Tauranga organisations are disappointed at the Government’s decision to increase prescription charges by $2 saying some residents will not be able to afford medication they need.
Health Minister Tony Ryall announced on Monday that prescription charges will rise from the current rate of $3 to $5 per item for a maximum of 20 items from January 1, 2013.
Age Concern Deputy Chairperson Dorothy Stewart and CEO Michael Tyrer.
It is the first time prescription charges have increased in New Zealand for 20 years.
The Bay of Plenty MP says the savings from the price increase, estimated at $20million in the first year, and $40 million in subsequent years, will help meet cost pressures and fund new initiatives in health.
Age Concern Tauranga’s deputy chairman Dorothy Stewart says the increase will only result in more costs for the health system, because elderly will not be able to afford all of the medication they need.
“I’m extremely concerned.

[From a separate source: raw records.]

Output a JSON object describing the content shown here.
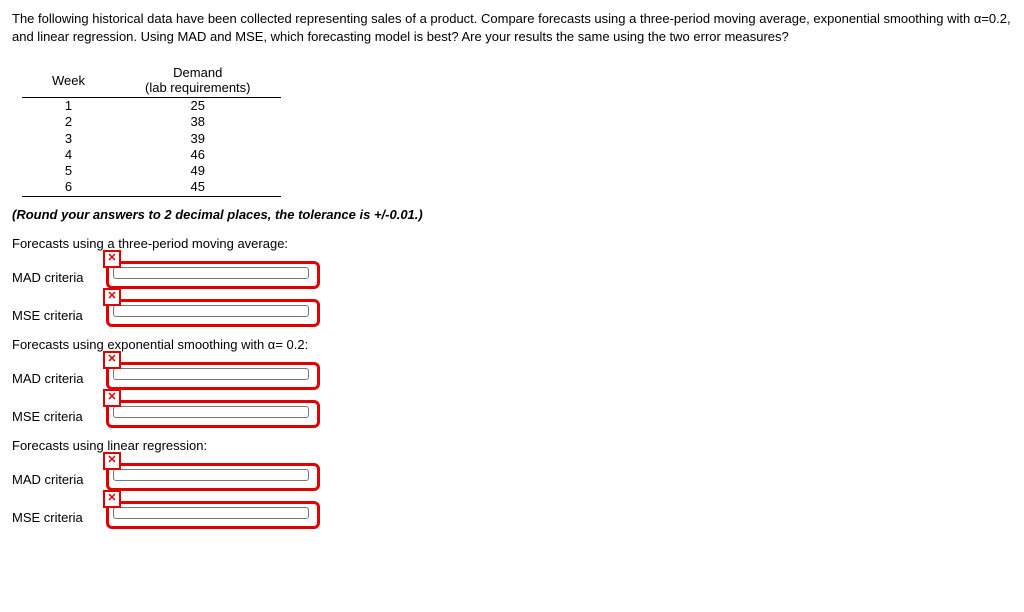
{
  "problem_text": "The following historical data have been collected representing sales of a product. Compare forecasts using a three-period moving average, exponential smoothing with α=0.2, and linear regression. Using MAD and MSE, which forecasting model is best? Are your results the same using the two error measures?",
  "table": {
    "headers": {
      "week": "Week",
      "demand_line1": "Demand",
      "demand_line2": "(lab requirements)"
    },
    "rows": [
      {
        "week": "1",
        "demand": "25"
      },
      {
        "week": "2",
        "demand": "38"
      },
      {
        "week": "3",
        "demand": "39"
      },
      {
        "week": "4",
        "demand": "46"
      },
      {
        "week": "5",
        "demand": "49"
      },
      {
        "week": "6",
        "demand": "45"
      }
    ]
  },
  "instruction": "(Round your answers to 2 decimal places, the tolerance is +/-0.01.)",
  "sections": {
    "ma": {
      "label": "Forecasts using a three-period moving average:"
    },
    "es": {
      "label": "Forecasts using exponential smoothing with α= 0.2:"
    },
    "lr": {
      "label": "Forecasts using linear regression:"
    }
  },
  "criteria": {
    "mad": "MAD criteria",
    "mse": "MSE criteria"
  },
  "wrong_symbol": "✕",
  "values": {
    "ma_mad": "",
    "ma_mse": "",
    "es_mad": "",
    "es_mse": "",
    "lr_mad": "",
    "lr_mse": ""
  }
}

We are already aware of people who cannot afford to pick up their prescriptions now.
“Many older people have several illnesses, so when they go to a doctor they may have several prescriptions.
“What will happen is they’ll end up in hospital.”

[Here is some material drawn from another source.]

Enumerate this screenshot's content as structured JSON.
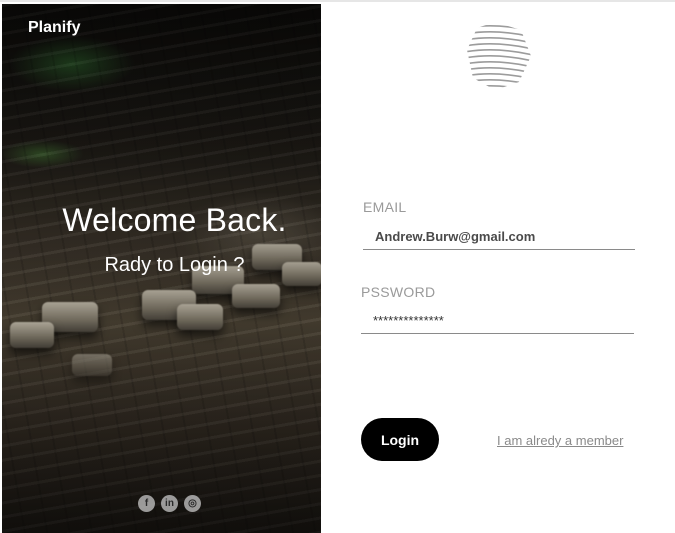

Dorothy says the changes are “short-sighted” and the emphasis should be on keeping older people healthy, active and living in the community.
She says this is done by maintaining their health making sure they can afford to take the preventative medication that is important.
Tauranga’s Te Tuina Whanau Support Services Trust youth worker Rangi Ahipene says the impacts of this decision will be huge for Maori and children.
He says many Maori families are on the borderline right now in terms of affordability and cannot afford to spend extra money on prescriptions, he says.
“It’s going to sink them even more.”
Rangi says he knows many people who suffer from poverty-related, reoccurring conditions, like scabies, which require on-going prescriptions and medication.
It’s denying medicine to these people – many of which will be children, he says.
Rangi says the Government needs to be far more creative with its budgeting.
“It seems like they’re taking from one section in health and topping up another section in health.”
New Zealanders currently pay $3 per prescription item up to a maximum of 20 items per family each year – after which items are free.
Tony says no person or family will pay more than $40 extra charge and prescriptions for under-sixes will be free.
He advises families get a subsidy card, which means after 20 prescriptions, the rest are free for the remainder of the year.
New Zealand’s prescription charges will still be lower than Australia’s, where standard prescription charges can be up to NZ$45.
Tony says despite tight financial times and a zero Budget on May 24, health will receive a big funding boost from savings within health and across the Government’s accounts.
The Budget will provide $101million of extra funding over the next for years for more elective operations and scans, and improved cancer services, he says.